Ask An Expert
What to Expect When You're Expecting to Breastfeed
What are the most likely barriers to breastfeeding and is there any way to avoid them?
One of the biggest barriers is the lack of support. I think if more health care professionals were truly educated on all matters of lactation, it could be such a huge help! While there is absolutely nothing wrong with offering formula for infant feeding, there are times when that is given as the solution but not related to the problem at hand. When parents are struggling and asking for help with pain, the next option should be to figure out what is causing the pain and to alleviate it. But that's not always the case. Overall, the lack of support can lead to lack of education, decline of mental health, and ultimately decreased nursing and/or pumping rates. If there was more support and education as a whole, maybe nursing would be easier overall.

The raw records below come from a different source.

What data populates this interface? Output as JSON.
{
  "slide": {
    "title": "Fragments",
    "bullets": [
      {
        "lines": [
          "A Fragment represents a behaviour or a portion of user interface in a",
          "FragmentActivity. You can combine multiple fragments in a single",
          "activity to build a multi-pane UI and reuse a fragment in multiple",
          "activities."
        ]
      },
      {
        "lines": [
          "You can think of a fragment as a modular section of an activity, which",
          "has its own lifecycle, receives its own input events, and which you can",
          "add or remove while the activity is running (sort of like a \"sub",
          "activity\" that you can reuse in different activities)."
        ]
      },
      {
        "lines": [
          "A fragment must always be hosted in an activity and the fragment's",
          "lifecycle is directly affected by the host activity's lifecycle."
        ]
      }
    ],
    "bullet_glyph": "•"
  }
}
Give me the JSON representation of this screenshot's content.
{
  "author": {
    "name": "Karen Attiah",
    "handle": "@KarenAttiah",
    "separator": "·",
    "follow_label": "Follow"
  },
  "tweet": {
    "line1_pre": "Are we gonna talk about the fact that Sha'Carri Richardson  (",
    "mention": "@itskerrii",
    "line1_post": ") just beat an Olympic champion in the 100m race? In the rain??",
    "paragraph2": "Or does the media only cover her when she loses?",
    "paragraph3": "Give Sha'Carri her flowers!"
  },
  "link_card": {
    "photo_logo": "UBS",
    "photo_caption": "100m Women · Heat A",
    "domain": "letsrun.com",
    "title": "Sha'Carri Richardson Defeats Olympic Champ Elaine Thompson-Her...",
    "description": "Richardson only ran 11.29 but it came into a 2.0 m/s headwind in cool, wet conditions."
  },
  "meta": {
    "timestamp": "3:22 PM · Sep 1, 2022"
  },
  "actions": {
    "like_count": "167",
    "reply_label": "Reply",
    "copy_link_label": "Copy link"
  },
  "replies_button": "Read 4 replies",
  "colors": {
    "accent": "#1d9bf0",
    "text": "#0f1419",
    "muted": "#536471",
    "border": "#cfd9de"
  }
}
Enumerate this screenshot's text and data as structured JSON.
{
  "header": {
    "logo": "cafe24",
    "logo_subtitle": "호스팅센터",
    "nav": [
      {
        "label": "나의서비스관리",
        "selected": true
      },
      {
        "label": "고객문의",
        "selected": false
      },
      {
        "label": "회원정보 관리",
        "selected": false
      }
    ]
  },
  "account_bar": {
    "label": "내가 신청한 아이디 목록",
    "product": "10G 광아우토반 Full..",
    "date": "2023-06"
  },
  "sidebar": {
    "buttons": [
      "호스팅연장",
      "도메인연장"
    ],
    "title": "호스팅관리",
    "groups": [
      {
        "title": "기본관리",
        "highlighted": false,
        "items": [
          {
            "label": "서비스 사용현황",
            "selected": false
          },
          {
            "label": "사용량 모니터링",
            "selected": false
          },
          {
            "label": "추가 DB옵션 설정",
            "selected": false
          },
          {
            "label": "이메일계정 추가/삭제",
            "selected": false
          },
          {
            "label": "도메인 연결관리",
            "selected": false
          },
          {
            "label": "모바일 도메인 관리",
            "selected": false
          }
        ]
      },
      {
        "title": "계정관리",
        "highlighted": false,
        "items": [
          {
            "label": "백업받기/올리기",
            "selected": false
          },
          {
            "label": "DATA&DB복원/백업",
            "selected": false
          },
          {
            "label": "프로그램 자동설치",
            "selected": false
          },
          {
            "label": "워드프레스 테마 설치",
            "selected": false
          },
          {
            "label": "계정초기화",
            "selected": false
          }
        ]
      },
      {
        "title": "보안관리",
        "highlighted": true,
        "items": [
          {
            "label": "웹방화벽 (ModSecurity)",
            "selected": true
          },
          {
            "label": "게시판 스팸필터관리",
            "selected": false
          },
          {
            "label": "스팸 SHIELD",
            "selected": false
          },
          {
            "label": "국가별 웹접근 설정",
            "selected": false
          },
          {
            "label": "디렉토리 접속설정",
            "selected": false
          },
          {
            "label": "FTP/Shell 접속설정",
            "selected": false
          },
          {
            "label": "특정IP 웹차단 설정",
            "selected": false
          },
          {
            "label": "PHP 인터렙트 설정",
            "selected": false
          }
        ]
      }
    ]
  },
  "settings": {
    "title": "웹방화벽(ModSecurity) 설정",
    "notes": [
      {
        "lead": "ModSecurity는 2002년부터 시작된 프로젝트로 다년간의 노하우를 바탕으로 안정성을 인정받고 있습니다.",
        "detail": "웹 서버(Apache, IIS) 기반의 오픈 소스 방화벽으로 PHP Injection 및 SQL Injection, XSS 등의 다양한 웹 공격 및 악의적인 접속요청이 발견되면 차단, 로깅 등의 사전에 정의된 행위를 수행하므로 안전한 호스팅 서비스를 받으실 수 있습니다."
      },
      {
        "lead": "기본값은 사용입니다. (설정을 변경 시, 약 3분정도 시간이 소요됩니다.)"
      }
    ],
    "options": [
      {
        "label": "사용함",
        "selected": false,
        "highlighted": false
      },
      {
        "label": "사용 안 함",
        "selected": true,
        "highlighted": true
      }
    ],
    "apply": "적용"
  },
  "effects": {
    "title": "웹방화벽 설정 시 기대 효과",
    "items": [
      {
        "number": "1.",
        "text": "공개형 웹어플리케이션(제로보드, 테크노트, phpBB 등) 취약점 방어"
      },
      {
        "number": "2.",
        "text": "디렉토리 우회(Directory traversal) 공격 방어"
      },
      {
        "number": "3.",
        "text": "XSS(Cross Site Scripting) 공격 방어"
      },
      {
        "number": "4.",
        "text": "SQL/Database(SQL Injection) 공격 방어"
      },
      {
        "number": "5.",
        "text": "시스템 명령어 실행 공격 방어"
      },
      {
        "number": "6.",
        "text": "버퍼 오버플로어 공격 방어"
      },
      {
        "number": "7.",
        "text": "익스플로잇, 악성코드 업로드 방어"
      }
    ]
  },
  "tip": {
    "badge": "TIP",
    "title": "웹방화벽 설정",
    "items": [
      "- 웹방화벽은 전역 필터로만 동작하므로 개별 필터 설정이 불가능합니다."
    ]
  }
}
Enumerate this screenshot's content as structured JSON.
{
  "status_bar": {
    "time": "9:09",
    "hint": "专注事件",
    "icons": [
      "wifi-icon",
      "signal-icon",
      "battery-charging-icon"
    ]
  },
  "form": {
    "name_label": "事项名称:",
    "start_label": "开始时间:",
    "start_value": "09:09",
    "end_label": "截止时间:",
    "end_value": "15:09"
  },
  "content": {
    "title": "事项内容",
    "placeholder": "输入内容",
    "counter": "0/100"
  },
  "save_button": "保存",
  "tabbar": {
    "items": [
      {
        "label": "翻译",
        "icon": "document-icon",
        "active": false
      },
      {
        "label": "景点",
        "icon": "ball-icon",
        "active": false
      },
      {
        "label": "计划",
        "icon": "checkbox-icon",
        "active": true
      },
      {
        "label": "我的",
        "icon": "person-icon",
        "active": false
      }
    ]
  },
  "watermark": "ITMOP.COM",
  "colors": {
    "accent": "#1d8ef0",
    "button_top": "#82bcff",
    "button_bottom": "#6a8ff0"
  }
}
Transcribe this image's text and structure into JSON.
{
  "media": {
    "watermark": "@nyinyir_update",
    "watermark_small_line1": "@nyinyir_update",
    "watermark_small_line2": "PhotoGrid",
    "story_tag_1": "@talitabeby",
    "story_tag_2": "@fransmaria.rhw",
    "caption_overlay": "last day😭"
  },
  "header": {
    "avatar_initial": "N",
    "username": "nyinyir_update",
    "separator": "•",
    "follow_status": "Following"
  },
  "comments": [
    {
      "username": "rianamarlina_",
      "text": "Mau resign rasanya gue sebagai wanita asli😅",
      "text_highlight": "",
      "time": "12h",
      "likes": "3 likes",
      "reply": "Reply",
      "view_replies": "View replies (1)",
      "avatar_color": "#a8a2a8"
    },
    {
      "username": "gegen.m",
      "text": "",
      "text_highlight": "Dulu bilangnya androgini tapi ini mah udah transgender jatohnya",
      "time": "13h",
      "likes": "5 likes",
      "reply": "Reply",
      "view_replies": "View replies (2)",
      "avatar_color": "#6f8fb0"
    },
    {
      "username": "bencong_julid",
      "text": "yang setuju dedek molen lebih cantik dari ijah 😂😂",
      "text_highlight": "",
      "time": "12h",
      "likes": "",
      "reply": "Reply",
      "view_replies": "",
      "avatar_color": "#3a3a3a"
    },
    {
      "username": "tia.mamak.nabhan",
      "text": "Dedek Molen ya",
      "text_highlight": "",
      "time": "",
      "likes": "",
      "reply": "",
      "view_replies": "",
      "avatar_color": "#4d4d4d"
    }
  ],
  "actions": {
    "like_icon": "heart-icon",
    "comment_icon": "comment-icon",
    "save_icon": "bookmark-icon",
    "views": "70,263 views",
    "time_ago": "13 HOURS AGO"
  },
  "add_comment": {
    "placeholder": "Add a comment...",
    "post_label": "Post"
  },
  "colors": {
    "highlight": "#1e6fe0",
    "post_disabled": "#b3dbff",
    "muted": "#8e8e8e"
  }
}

What should a woman hoping to breastfeed know before going into her birthing facility?
I think that every parent planning to nurse their baby should 100 percent take an infant feeding course! There are many wonderful options online but I also have a course for beginners to master the beginning days of infant feeding!
What should a breastfeeding mother expect in the hospital and in the first few days after birth?
I talk a lot more about this in my course but the biggest thing is that the baby may be sleepy and things may not be "picture perfect" and that's more than okay!
What are a few essentials new mothers should have on hand to help with breastfeeding?
It's really hard to say because everyone loves such different things for different reasons. If I had to choose a few things based on what I used most frequently, I would say a breast pump, a nice nursing/pumping bra, books on feeding, and some hot/cold pads for pain relief!
What resources do you recommend for women trying to learn as much as possible about breastfeeding?
Of course, myself and my website www.themilkmanual.com but also instagram. There is an amazing amount of lactation consultants with such different backgrounds sharing an incredible amount of knowledge!
When is the best time for a new or expecting mother to seek help? What qualities and qualifications should they look for in a consultant?
I would say to start searching for options during the third trimester or in late pregnancy and to reach out after the birth of the baby. Prenatal consults can be super helpful as well but if you're limited on visits, then saving it for post-baby is much better. During pregnancy, it can be so helpful to read a lot of books on nursing and/or take courses to prepare yourself!
When looking for a LC, go with someone that makes you feel comfortable and someone that doesn't seem judgmental. Also an IBCLC if you can!
Finally, what is your best advice for expecting and new mothers hoping to breastfeed their child?
My best piece of advice is to educate yourself! It's the best thing you can do to prepare yourself for this journey!